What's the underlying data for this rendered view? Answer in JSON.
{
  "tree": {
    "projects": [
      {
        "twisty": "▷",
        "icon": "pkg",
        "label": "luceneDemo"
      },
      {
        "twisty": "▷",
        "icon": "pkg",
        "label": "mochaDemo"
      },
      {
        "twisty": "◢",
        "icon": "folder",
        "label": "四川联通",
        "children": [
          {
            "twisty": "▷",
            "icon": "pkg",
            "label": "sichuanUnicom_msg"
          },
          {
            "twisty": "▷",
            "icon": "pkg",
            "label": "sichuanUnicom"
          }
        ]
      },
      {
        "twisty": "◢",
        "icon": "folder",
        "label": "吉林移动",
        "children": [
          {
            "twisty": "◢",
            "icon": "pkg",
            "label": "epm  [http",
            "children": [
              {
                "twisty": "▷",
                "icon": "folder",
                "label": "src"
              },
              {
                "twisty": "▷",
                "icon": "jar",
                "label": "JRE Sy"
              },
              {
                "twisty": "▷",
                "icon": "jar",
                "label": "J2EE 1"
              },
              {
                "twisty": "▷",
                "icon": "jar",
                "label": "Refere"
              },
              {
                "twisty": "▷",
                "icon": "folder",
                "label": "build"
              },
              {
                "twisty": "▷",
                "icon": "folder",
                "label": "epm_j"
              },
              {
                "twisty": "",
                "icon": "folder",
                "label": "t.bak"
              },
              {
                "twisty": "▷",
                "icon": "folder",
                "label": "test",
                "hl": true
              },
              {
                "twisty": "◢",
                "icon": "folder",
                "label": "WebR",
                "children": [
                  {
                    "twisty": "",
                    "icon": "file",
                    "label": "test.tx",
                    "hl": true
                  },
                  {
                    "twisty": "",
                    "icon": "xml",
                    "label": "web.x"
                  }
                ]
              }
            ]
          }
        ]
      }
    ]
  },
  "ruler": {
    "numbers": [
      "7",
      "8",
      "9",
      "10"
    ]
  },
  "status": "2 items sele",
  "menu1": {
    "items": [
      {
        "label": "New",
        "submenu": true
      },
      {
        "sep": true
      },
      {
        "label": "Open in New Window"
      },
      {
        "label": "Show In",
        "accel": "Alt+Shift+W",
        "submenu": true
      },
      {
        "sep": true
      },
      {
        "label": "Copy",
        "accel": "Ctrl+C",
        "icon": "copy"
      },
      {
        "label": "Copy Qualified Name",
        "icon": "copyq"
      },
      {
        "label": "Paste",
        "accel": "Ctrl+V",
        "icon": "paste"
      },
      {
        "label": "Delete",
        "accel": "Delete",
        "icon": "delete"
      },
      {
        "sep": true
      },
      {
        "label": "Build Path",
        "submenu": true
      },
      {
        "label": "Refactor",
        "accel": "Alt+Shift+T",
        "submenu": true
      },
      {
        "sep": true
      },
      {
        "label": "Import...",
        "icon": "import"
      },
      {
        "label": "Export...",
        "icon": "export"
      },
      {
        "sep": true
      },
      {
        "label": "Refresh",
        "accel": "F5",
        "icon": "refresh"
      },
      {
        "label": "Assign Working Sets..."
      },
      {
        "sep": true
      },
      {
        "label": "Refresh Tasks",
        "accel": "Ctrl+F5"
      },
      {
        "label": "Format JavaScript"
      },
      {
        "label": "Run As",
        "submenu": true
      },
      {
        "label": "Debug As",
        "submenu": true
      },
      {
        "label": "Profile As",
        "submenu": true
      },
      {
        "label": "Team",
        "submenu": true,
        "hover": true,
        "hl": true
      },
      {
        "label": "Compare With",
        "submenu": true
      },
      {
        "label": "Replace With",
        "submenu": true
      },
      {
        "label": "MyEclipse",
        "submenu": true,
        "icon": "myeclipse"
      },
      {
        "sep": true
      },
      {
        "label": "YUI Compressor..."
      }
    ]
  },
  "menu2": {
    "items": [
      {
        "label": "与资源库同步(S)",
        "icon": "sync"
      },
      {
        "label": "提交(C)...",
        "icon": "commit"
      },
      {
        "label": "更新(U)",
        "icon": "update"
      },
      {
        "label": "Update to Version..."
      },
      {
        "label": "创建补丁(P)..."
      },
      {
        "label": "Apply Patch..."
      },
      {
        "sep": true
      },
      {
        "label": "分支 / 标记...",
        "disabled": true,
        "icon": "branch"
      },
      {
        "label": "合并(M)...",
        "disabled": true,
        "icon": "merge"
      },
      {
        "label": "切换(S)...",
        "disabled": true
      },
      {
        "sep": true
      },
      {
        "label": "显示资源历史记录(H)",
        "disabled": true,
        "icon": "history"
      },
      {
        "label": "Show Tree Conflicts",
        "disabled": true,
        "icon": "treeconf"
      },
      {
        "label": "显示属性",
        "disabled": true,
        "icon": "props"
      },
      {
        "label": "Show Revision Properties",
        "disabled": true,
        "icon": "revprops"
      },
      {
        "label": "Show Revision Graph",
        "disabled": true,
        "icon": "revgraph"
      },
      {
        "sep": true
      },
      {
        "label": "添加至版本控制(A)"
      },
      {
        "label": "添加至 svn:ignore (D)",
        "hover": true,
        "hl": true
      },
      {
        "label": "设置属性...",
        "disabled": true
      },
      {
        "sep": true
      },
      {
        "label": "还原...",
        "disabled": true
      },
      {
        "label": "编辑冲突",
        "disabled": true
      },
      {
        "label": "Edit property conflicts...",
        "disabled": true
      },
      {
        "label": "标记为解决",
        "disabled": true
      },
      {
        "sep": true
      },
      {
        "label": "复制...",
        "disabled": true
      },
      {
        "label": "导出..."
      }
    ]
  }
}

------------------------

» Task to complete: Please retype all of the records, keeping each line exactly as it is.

» Answer to this exercise:
What's the underlying data for this rendered view? Answer in JSON.
{
  "tree": {
    "projects": [
      {
        "twisty": "▷",
        "icon": "pkg",
        "label": "luceneDemo"
      },
      {
        "twisty": "▷",
        "icon": "pkg",
        "label": "mochaDemo"
      },
      {
        "twisty": "◢",
        "icon": "folder",
        "label": "四川联通",
        "children": [
          {
            "twisty": "▷",
            "icon": "pkg",
            "label": "sichuanUnicom_msg"
          },
          {
            "twisty": "▷",
            "icon": "pkg",
            "label": "sichuanUnicom"
          }
        ]
      },
      {
        "twisty": "◢",
        "icon": "folder",
        "label": "吉林移动",
        "children": [
          {
            "twisty": "◢",
            "icon": "pkg",
            "label": "epm  [http",
            "children": [
              {
                "twisty": "▷",
                "icon": "folder",
                "label": "src"
              },
              {
                "twisty": "▷",
                "icon": "jar",
                "label": "JRE Sy"
              },
              {
                "twisty": "▷",
                "icon": "jar",
                "label": "J2EE 1"
              },
              {
                "twisty": "▷",
                "icon": "jar",
                "label": "Refere"
              },
              {
                "twisty": "▷",
                "icon": "folder",
                "label": "build"
              },
              {
                "twisty": "▷",
                "icon": "folder",
                "label": "epm_j"
              },
              {
                "twisty": "",
                "icon": "folder",
                "label": "t.bak"
              },
              {
                "twisty": "▷",
                "icon": "folder",
                "label": "test",
                "hl": true
              },
              {
                "twisty": "◢",
                "icon": "folder",
                "label": "WebR",
                "children": [
                  {
                    "twisty": "",
                    "icon": "file",
                    "label": "test.tx",
                    "hl": true
                  },
                  {
                    "twisty": "",
                    "icon": "xml",
                    "label": "web.x"
                  }
                ]
              }
            ]
          }
        ]
      }
    ]
  },
  "ruler": {
    "numbers": [
      "7",
      "8",
      "9",
      "10"
    ]
  },
  "status": "2 items sele",
  "menu1": {
    "items": [
      {
        "label": "New",
        "submenu": true
      },
      {
        "sep": true
      },
      {
        "label": "Open in New Window"
      },
      {
        "label": "Show In",
        "accel": "Alt+Shift+W",
        "submenu": true
      },
      {
        "sep": true
      },
      {
        "label": "Copy",
        "accel": "Ctrl+C",
        "icon": "copy"
      },
      {
        "label": "Copy Qualified Name",
        "icon": "copyq"
      },
      {
        "label": "Paste",
        "accel": "Ctrl+V",
        "icon": "paste"
      },
      {
        "label": "Delete",
        "accel": "Delete",
        "icon": "delete"
      },
      {
        "sep": true
      },
      {
        "label": "Build Path",
        "submenu": true
      },
      {
        "label": "Refactor",
        "accel": "Alt+Shift+T",
        "submenu": true
      },
      {
        "sep": true
      },
      {
        "label": "Import...",
        "icon": "import"
      },
      {
        "label": "Export...",
        "icon": "export"
      },
      {
        "sep": true
      },
      {
        "label": "Refresh",
        "accel": "F5",
        "icon": "refresh"
      },
      {
        "label": "Assign Working Sets..."
      },
      {
        "sep": true
      },
      {
        "label": "Refresh Tasks",
        "accel": "Ctrl+F5"
      },
      {
        "label": "Format JavaScript"
      },
      {
        "label": "Run As",
        "submenu": true
      },
      {
        "label": "Debug As",
        "submenu": true
      },
      {
        "label": "Profile As",
        "submenu": true
      },
      {
        "label": "Team",
        "submenu": true,
        "hover": true,
        "hl": true
      },
      {
        "label": "Compare With",
        "submenu": true
      },
      {
        "label": "Replace With",
        "submenu": true
      },
      {
        "label": "MyEclipse",
        "submenu": true,
        "icon": "myeclipse"
      },
      {
        "sep": true
      },
      {
        "label": "YUI Compressor..."
      }
    ]
  },
  "menu2": {
    "items": [
      {
        "label": "与资源库同步(S)",
        "icon": "sync"
      },
      {
        "label": "提交(C)...",
        "icon": "commit"
      },
      {
        "label": "更新(U)",
        "icon": "update"
      },
      {
        "label": "Update to Version..."
      },
      {
        "label": "创建补丁(P)..."
      },
      {
        "label": "Apply Patch..."
      },
      {
        "sep": true
      },
      {
        "label": "分支 / 标记...",
        "disabled": true,
        "icon": "branch"
      },
      {
        "label": "合并(M)...",
        "disabled": true,
        "icon": "merge"
      },
      {
        "label": "切换(S)...",
        "disabled": true
      },
      {
        "sep": true
      },
      {
        "label": "显示资源历史记录(H)",
        "disabled": true,
        "icon": "history"
      },
      {
        "label": "Show Tree Conflicts",
        "disabled": true,
        "icon": "treeconf"
      },
      {
        "label": "显示属性",
        "disabled": true,
        "icon": "props"
      },
      {
        "label": "Show Revision Properties",
        "disabled": true,
        "icon": "revprops"
      },
      {
        "label": "Show Revision Graph",
        "disabled": true,
        "icon": "revgraph"
      },
      {
        "sep": true
      },
      {
        "label": "添加至版本控制(A)"
      },
      {
        "label": "添加至 svn:ignore (D)",
        "hover": true,
        "hl": true
      },
      {
        "label": "设置属性...",
        "disabled": true
      },
      {
        "sep": true
      },
      {
        "label": "还原...",
        "disabled": true
      },
      {
        "label": "编辑冲突",
        "disabled": true
      },
      {
        "label": "Edit property conflicts...",
        "disabled": true
      },
      {
        "label": "标记为解决",
        "disabled": true
      },
      {
        "sep": true
      },
      {
        "label": "复制...",
        "disabled": true
      },
      {
        "label": "导出..."
      }
    ]
  }
}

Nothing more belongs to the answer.